    Video Kurdish Troops Recount Firefight Which Killed US Navy SEAL

    A U.S. Navy SEAL killed Tuesday, when Islamic State fighters punched through Kurdish lines in northern Iraq, was part of a quick reaction force sent to extract other U.S. troops trapped by the surprise offensive. VOA's Kawa Omar spoke with Kurdish troops in the town of Telskuf -- the scene of what U.S. officials called a "dynamic firefight."
    Video

    Video British Lawmakers Warn EU Exit Talks Could Last A Decade

    Leaving the European Union would mean difficult negotiations that could take years to complete, according to a bipartisan group of British lawmakers. While the group did not recommend a vote either way, the lawmakers noted trade deals between the EU and non-EU states take between four and nine years on average. Henry Ridgwell reports on the mounting debate over whether Britain should stay or exit the EU as the June vote approaches.
    Video

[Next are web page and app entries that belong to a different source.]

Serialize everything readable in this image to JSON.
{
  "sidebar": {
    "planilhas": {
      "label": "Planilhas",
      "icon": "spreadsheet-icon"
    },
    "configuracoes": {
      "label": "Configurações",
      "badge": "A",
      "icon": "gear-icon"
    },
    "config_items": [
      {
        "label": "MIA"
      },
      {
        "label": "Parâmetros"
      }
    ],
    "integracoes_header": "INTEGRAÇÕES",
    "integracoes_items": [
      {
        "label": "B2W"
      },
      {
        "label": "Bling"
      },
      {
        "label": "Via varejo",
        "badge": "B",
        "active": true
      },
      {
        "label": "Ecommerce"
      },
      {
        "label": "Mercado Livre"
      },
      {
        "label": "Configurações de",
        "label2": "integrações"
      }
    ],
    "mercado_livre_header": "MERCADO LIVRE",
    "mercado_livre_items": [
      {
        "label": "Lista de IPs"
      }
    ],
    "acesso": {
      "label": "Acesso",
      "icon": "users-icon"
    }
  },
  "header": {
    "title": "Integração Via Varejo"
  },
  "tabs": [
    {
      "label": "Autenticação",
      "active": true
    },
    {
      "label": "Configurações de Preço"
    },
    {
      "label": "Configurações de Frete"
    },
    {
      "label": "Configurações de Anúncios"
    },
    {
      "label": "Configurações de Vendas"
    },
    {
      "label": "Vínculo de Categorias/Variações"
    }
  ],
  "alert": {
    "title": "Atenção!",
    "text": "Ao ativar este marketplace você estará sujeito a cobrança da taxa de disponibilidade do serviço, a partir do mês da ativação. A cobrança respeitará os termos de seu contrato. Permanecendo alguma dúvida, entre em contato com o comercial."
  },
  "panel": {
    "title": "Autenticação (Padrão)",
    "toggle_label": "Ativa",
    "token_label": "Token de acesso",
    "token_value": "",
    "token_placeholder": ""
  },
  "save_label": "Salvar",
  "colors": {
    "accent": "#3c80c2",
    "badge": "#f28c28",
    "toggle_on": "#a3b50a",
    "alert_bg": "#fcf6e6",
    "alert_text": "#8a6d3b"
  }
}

    Video NASA Astronauts Train for Commercial Space Flights

    Since the last Shuttle flight in 2011, the United States has been relying on Russian rockets to launch fresh crews to the International Space Station. But that may change in the next few years. NASA and several private space companies are developing advanced capsules capable of taking humans into low orbit and beyond. As VOA's George Putic reports, astronauts are already training for commercial spacecraft in flight simulators.
    Video

    Video US Worried Political Chaos in Iraq Will Hurt IS Fight

    The White House is expressing concern about rising political chaos in Iraq and the impact it could have on the fight against the Islamic State. The U.S. says Iraq needs a stable, central government to help push back the group. But some say Baghdad may not have a unified government any time soon. VOA's White House correspondent Mary Alice Salinas reports.
    Video

    Video Press Freedom in Myanmar Fragile, Limited

    As Myanmar begins a new era with a democratically elected government, many issues of the past confront the new leadership. Among them is press freedom in a country where journalists have been routinely harassed or jailed.
    Video

    Video Taliban Threats Force Messi Fan to Leave Afghanistan

    A young Afghan boy, who recently received autographed shirts and a football from his soccer hero Lionel Messi, has fled his country due to safety concerns. He and his family are now taking refuge in neighboring Pakistan. VOA's Ayaz Gul reports from Islamabad.
    Video

    Video Major Rubbish Burning Experiment Captures Destructive Greenhouse Gases

    The world’s first test to capture environmentally harmful carbon dioxide gases from the fumes of burning rubbish took place recently in Oslo, Norway. The successful experiment at the city's main incinerator plant, showcased a method for capturing most of the carbon dioxide. VOA’s Deborah Block has more.
    Video

    Video EU Visa Block Threatens To Derail EU-Turkey Migrant Deal

    Turkish citizens could soon benefit from visa-free travel to Europe as part of the recent deal between the EU and Ankara to stem the flow of refugees. In return, Turkey has pledged to keep the migrants on Turkish soil and crack down on those who are smuggling them. Brussels is set to publish its latest progress report Wednesday — but as Henry Ridgwell reports from London, many EU lawmakers are threatening to veto the deal over human rights concerns.
    Video

    Video Tensions Rising Ahead of South China Sea Ruling

    As the Philippines awaits an international arbitration ruling on a challenge to China's claims to nearly all of the South China Sea, it is already becoming clear that regardless of which way the decision goes, the dispute is intensifying. VOA’s Bill Ide has more from Beijing.
    Video

    Video Painting Captures President Lincoln Assassination Aftermath

    A newly restored painting captures the moments following President Abraham Lincoln’s assassination in 1865. It was recently unveiled at Ford’s Theatre in Washington, where America’s 16th president was shot. It is the only known painting by an eyewitness that captures the horror of that fateful night. VOA’s Julie Taboh tells us more about the painting and what it took to restore it to its original condition.

    Special Report

    Adrift The Invisible African Diaspora